Why Aren’t You Driving an Electric Car?
By: Michael Olson
Currently electric vehicles are often seen as expensive toys for the wealthy or as small, short range, ugly vehicles with the sole appeal of being eco-friendly. This has been the case for over 20 years with no obvious change. Why do electric vehicles make up such a small portion of car sales and why are there few affordable standard consumer vehicles that are electric instead of gas?
Electric vehicles have been around for a long time. Some of the first automobiles built in the early 1900s were electric, though EVs were not truly mass produced until around the 1990s. After decades of gas powered consumer car development, several manufacturers began to look at electric vehicles as a way for customers to cut back fuel costs and to reduce emissions. A significant factor in manufacturers’ ability to create these cars was improvement in available battery technologies and power electronics. While these EVs had significantly more range, speed, and comfort than those before, the electric vehicles of the 1990s and 2000s still had many downsides compared to gas powered cars. They lacked the range and speed of gas cars, and took a long time to charge. These electric vehicles were also far more expensive than similar sized gas cars. All of these downsides meant that production numbers of electric vehicles were many orders of magnitude lower than gas vehicles.
Recently, battery technology has continued to improve and decrease in price. There are now several electric vehicles available that are less of a compromise than the electric vehicles of the early 2000s. There are now vehicles that have equivalent range to gasoline vehicles, though they still cost more than gas vehicles of similar size. There are also EVs that are near the price of their gas equivalent, though these usually lack the range a gas car would have. The charging time for nearly all electric vehicles has come down drastically in the last 10 years, however it is still an order of magnitude slower than filling a gas car. The tesla model 3 has similar range and is faster than equivalent gas cars but costs a notable amount more. The Chevy bolt is near equivalent gas cars in price but lacks the range of the gas vehicle. Current electric vehicles still require compromise when compared to gas vehicles, though the trend is continuing in the right direction, and electric vehicles may soon be better options than traditional gas vehicles.
Within the last 3 years, nearly every major car manufacturer has announced that a majority of their lineup will be electric within the next 15 years. These manufactures already have some electric models available, and as more and more are purchased, the incentive for the manufacturer to develop and improve EVs has increased. Massive manufacturing facilities for EV battery packs are being created, since the battery pack is the most expensive single component of an EV, this has a large impact on driving down the manufacturing cost of electric vehicles. This cycle of increased demand and improvements to technology is reaching the point where it will make more sense to purchase an electric vehicle instead of a gas powered car.

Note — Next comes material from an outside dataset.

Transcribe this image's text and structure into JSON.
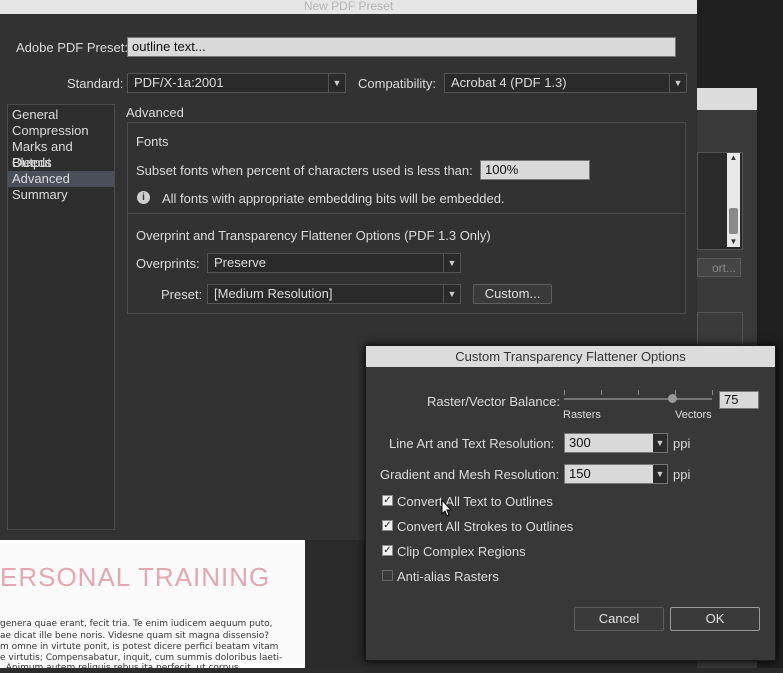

Today’s electric vehicles may still require compromise, but they have improved to the point where anyone buying a new car should think about what they need their car to be capable of, then consider if an electric vehicle would work for them. As technology improves, manufacturing increases and prices drop, the number of people who find an electric vehicle is right for them will ever increase. So, next time you’re shopping for a car, consider looking for an electric vehicle.